▶ What to produce: Identify and pull out each line of the entries in which "name" occurs.

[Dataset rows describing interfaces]

───

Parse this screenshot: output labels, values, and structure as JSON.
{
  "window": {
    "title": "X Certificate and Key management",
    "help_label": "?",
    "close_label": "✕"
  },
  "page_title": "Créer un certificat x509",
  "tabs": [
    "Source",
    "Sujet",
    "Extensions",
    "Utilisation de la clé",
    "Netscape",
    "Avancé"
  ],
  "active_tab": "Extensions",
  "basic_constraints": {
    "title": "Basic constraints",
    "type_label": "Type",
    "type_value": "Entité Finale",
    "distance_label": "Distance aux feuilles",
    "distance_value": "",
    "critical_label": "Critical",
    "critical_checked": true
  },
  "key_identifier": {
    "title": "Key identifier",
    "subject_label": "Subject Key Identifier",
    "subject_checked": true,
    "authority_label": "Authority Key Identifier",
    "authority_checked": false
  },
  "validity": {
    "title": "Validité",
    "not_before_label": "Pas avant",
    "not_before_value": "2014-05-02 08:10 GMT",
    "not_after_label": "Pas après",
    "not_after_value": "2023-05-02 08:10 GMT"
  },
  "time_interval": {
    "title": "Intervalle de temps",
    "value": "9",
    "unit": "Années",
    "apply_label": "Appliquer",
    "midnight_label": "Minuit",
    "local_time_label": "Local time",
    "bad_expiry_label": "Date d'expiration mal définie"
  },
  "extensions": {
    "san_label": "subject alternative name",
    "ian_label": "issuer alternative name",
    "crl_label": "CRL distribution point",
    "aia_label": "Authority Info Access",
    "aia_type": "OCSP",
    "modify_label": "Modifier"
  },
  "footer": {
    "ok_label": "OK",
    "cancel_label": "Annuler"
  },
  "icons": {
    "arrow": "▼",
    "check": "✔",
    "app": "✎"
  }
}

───

▶ Solved problem:
    "san_label": "subject alternative name",
    "ian_label": "issuer alternative name",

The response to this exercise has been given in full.